### Data section
= Beginning of Section =

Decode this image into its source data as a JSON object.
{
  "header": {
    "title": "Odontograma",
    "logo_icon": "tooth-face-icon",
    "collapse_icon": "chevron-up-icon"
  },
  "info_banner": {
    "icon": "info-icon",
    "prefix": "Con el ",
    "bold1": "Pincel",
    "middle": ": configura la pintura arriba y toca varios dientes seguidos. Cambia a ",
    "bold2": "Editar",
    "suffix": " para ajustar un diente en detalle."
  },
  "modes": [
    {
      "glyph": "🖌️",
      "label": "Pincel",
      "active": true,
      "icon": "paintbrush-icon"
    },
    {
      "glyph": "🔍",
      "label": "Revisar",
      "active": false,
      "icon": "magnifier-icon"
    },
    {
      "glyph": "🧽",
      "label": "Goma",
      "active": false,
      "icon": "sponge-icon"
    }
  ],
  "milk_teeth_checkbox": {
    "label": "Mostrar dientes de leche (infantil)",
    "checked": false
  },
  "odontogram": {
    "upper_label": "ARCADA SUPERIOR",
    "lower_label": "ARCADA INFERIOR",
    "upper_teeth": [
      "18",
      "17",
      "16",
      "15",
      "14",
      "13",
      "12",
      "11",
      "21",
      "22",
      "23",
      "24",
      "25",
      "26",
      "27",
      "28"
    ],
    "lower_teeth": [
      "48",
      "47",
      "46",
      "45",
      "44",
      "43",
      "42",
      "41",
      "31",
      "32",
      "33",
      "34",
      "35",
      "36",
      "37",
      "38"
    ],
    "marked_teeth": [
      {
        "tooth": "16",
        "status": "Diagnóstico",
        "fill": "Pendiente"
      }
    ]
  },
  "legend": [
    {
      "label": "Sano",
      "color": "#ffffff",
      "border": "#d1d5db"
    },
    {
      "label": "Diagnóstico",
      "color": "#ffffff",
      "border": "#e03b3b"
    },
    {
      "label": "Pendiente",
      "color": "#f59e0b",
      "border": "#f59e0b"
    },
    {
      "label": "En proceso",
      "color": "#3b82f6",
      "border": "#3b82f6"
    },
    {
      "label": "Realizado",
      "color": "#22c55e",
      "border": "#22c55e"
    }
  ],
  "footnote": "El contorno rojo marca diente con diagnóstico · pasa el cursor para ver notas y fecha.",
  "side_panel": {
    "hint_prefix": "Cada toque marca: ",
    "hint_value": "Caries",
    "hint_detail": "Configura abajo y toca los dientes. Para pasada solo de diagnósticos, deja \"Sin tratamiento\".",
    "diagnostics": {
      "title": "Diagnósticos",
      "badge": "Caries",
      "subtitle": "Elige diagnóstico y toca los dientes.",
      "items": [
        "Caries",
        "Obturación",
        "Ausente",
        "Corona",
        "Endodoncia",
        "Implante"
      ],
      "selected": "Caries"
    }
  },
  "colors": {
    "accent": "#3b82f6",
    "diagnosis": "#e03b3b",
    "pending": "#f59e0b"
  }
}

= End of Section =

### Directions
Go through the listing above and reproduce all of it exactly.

### Solved problem
Decode this image into its source data as a JSON object.
{
  "header": {
    "title": "Odontograma",
    "logo_icon": "tooth-face-icon",
    "collapse_icon": "chevron-up-icon"
  },
  "info_banner": {
    "icon": "info-icon",
    "prefix": "Con el ",
    "bold1": "Pincel",
    "middle": ": configura la pintura arriba y toca varios dientes seguidos. Cambia a ",
    "bold2": "Editar",
    "suffix": " para ajustar un diente en detalle."
  },
  "modes": [
    {
      "glyph": "🖌️",
      "label": "Pincel",
      "active": true,
      "icon": "paintbrush-icon"
    },
    {
      "glyph": "🔍",
      "label": "Revisar",
      "active": false,
      "icon": "magnifier-icon"
    },
    {
      "glyph": "🧽",
      "label": "Goma",
      "active": false,
      "icon": "sponge-icon"
    }
  ],
  "milk_teeth_checkbox": {
    "label": "Mostrar dientes de leche (infantil)",
    "checked": false
  },
  "odontogram": {
    "upper_label": "ARCADA SUPERIOR",
    "lower_label": "ARCADA INFERIOR",
    "upper_teeth": [
      "18",
      "17",
      "16",
      "15",
      "14",
      "13",
      "12",
      "11",
      "21",
      "22",
      "23",
      "24",
      "25",
      "26",
      "27",
      "28"
    ],
    "lower_teeth": [
      "48",
      "47",
      "46",
      "45",
      "44",
      "43",
      "42",
      "41",
      "31",
      "32",
      "33",
      "34",
      "35",
      "36",
      "37",
      "38"
    ],
    "marked_teeth": [
      {
        "tooth": "16",
        "status": "Diagnóstico",
        "fill": "Pendiente"
      }
    ]
  },
  "legend": [
    {
      "label": "Sano",
      "color": "#ffffff",
      "border": "#d1d5db"
    },
    {
      "label": "Diagnóstico",
      "color": "#ffffff",
      "border": "#e03b3b"
    },
    {
      "label": "Pendiente",
      "color": "#f59e0b",
      "border": "#f59e0b"
    },
    {
      "label": "En proceso",
      "color": "#3b82f6",
      "border": "#3b82f6"
    },
    {
      "label": "Realizado",
      "color": "#22c55e",
      "border": "#22c55e"
    }
  ],
  "footnote": "El contorno rojo marca diente con diagnóstico · pasa el cursor para ver notas y fecha.",
  "side_panel": {
    "hint_prefix": "Cada toque marca: ",
    "hint_value": "Caries",
    "hint_detail": "Configura abajo y toca los dientes. Para pasada solo de diagnósticos, deja \"Sin tratamiento\".",
    "diagnostics": {
      "title": "Diagnósticos",
      "badge": "Caries",
      "subtitle": "Elige diagnóstico y toca los dientes.",
      "items": [
        "Caries",
        "Obturación",
        "Ausente",
        "Corona",
        "Endodoncia",
        "Implante"
      ],
      "selected": "Caries"
    }
  },
  "colors": {
    "accent": "#3b82f6",
    "diagnosis": "#e03b3b",
    "pending": "#f59e0b"
  }
}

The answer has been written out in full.